> [Work request]
Each line below that holds the string "tree" counts once; report the total and nothing else.

Records excerpted from a collection:
####

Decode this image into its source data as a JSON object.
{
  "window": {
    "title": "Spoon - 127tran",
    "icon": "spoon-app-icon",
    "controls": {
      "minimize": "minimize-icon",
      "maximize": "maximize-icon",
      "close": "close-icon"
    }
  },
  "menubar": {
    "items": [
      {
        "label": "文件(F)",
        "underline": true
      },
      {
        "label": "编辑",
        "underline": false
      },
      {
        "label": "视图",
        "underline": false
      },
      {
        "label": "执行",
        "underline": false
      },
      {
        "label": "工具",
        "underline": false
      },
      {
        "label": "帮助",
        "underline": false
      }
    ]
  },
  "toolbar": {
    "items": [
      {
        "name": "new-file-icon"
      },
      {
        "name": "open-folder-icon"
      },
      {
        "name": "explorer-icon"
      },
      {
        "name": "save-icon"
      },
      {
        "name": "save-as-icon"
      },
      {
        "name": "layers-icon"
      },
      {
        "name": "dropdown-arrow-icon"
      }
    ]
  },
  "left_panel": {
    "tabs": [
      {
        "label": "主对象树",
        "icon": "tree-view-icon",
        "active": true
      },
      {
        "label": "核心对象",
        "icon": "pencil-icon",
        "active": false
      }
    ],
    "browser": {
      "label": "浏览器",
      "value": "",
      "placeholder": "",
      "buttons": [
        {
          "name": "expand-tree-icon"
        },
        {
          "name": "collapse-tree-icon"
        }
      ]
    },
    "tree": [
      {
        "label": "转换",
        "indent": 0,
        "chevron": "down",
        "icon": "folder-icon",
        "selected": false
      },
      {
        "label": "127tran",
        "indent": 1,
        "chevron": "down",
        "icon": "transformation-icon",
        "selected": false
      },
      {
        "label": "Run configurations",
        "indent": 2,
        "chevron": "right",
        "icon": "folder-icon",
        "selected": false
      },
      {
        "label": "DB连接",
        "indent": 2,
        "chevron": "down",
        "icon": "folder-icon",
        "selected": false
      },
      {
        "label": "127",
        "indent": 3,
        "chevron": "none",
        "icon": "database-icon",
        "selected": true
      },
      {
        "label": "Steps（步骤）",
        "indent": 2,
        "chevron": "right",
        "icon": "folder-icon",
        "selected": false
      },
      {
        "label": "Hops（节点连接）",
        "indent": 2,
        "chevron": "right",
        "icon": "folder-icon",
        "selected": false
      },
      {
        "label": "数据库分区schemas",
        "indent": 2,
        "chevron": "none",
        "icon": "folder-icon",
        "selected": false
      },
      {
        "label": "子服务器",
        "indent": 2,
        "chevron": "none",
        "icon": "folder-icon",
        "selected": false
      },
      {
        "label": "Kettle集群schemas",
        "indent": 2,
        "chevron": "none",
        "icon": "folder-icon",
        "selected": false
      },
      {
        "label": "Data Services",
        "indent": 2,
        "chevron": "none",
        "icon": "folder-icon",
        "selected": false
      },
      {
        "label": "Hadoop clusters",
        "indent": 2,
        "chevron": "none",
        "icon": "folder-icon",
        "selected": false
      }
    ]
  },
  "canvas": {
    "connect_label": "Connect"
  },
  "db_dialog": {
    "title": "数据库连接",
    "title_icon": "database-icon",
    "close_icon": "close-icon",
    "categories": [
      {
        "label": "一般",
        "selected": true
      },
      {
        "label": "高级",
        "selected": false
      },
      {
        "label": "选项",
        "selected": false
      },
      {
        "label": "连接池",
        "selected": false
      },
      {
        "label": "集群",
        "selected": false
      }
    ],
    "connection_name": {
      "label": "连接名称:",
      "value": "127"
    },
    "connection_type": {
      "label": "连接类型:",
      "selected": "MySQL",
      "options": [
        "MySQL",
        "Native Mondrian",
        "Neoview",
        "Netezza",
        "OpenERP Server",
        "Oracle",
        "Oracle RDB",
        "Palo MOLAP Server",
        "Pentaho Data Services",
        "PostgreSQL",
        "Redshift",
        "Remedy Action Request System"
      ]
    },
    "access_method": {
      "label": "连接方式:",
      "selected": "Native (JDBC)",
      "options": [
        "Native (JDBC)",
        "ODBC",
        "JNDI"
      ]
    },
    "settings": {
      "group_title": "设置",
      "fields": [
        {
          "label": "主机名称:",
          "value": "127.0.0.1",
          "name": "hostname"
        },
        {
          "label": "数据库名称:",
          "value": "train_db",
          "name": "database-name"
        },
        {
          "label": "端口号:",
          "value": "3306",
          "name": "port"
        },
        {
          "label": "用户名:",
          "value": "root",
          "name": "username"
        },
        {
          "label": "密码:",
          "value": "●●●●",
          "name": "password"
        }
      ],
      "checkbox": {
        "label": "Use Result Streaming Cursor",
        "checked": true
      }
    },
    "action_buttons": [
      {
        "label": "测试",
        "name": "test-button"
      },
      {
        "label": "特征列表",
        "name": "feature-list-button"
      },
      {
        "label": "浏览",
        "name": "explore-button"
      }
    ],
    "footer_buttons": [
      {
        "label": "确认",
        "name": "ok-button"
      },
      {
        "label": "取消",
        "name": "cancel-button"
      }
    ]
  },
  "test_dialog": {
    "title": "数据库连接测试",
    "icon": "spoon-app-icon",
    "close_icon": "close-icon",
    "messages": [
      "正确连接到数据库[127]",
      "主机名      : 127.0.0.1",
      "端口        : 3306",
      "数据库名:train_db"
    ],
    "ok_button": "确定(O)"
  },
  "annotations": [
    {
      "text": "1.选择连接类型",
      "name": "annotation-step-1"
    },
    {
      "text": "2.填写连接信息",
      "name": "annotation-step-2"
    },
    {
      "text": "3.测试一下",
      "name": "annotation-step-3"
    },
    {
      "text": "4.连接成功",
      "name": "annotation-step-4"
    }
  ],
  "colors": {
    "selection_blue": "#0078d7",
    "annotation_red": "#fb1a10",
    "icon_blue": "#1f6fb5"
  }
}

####

> [Task result]
4